Grades in High School vs Grades in College
Grades are given for most assigned work. Grades may not be provided for all assigned work.
Consistently good homework grades may help raise your overall grade when test grades are low. Grades on tests and major papers usually provide most of the course grade.
Initial test grades, especially when they are low, may not have an adverse effect on your final grade. Watch out for your first tests. These are usually "wake-up calls" to let you know what is expected--but they also may account for a substantial part of your course grade. You may be shocked when you get your grades.
You may graduate as long as you have passed all required courses with a grade of D or higher. You may graduate only if your average in classes meets the departmental standard--typically a 2.0 or C.

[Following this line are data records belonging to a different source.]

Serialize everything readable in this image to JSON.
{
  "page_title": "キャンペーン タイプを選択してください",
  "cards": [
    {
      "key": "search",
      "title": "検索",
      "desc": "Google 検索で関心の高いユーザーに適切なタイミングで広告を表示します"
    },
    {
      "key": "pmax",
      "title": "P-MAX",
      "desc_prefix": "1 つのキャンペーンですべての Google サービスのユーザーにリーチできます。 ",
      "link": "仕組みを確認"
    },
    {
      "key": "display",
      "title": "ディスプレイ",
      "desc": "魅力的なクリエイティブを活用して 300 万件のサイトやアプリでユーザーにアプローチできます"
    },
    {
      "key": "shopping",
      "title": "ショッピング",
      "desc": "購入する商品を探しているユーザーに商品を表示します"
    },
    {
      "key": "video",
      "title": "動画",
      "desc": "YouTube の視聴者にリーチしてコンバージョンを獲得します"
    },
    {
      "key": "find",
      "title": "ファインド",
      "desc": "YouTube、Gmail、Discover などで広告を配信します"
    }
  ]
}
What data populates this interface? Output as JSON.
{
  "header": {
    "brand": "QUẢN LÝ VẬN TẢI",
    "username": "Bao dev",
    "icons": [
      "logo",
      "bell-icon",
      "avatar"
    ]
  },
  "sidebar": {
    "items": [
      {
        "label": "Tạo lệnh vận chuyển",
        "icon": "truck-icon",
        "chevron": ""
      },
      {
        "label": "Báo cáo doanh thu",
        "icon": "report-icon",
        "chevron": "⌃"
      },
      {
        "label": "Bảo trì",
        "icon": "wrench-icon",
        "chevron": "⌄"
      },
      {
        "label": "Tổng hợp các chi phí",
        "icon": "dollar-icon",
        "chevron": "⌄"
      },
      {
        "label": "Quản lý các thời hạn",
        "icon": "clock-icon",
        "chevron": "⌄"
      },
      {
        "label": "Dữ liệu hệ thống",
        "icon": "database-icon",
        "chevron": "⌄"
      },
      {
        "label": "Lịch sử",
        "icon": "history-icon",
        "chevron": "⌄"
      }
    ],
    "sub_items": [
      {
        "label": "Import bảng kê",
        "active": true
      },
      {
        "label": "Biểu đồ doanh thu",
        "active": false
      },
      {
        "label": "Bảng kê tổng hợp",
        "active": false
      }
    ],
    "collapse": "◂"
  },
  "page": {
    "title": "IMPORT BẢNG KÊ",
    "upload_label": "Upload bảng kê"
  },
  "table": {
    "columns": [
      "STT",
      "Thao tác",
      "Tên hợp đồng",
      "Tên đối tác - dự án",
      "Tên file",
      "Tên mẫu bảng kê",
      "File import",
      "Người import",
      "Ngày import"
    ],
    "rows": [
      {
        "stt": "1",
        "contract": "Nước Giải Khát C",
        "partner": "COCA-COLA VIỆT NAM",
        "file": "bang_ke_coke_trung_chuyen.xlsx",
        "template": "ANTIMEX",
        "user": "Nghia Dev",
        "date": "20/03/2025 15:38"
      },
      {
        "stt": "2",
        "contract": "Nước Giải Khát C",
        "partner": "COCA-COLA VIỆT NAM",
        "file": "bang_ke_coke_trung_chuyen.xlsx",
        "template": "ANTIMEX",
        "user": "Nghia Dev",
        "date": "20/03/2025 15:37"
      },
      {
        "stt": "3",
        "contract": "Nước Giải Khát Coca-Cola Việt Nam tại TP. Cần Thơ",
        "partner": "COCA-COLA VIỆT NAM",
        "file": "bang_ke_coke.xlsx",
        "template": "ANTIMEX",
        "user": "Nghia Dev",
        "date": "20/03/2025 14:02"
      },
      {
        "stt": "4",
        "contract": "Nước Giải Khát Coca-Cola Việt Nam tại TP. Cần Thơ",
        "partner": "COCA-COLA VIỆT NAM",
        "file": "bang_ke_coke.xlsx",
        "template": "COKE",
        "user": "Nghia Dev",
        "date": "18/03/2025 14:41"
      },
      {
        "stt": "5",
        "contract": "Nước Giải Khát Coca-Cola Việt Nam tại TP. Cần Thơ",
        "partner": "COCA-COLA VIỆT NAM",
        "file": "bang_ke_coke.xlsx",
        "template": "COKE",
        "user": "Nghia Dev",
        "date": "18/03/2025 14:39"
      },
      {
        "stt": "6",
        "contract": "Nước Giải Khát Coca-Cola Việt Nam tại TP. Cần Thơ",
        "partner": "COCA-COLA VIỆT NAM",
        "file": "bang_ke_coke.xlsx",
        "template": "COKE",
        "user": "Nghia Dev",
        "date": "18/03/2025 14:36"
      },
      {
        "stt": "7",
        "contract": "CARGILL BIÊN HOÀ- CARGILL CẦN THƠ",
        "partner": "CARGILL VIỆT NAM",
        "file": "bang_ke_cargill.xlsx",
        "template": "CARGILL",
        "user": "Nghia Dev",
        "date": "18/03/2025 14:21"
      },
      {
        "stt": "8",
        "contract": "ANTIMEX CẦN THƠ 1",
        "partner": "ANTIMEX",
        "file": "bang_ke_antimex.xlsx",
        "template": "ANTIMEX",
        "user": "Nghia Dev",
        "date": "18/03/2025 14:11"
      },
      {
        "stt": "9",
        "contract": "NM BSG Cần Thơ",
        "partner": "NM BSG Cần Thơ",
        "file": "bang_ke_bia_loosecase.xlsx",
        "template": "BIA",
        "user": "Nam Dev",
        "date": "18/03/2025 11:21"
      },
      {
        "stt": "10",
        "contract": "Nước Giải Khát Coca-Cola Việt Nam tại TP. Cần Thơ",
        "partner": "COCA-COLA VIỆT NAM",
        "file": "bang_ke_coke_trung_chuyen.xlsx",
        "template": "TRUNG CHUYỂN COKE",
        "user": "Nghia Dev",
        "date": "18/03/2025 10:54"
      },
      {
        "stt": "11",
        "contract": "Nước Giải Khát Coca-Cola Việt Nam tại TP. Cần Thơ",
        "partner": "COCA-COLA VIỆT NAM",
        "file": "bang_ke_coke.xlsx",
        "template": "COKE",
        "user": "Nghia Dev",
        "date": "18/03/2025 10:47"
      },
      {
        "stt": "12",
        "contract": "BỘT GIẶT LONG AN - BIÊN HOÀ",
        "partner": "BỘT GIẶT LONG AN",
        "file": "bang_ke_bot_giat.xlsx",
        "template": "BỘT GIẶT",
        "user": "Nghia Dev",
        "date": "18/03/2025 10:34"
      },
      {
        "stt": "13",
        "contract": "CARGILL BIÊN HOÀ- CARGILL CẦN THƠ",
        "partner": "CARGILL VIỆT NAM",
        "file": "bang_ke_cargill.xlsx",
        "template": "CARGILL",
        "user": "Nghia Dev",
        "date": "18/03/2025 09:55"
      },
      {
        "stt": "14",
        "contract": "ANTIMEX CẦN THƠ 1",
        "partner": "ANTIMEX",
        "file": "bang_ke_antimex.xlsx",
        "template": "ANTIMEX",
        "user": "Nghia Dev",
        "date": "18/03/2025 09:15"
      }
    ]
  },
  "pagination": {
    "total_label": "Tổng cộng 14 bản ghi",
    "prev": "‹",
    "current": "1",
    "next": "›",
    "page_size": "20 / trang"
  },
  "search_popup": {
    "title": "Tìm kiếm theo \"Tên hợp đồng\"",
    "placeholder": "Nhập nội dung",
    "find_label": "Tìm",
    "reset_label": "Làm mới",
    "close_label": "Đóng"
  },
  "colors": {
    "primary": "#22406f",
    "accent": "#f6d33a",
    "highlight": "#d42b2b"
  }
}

Guiding principle: "Effort counts." Courses are usually structured to reward a "good-faith effort." Guiding principle: "Results count." Though "good-faith effort" is important in regard to the professor's willingness to help you achieve good results, it will not substitute for results in the grading process.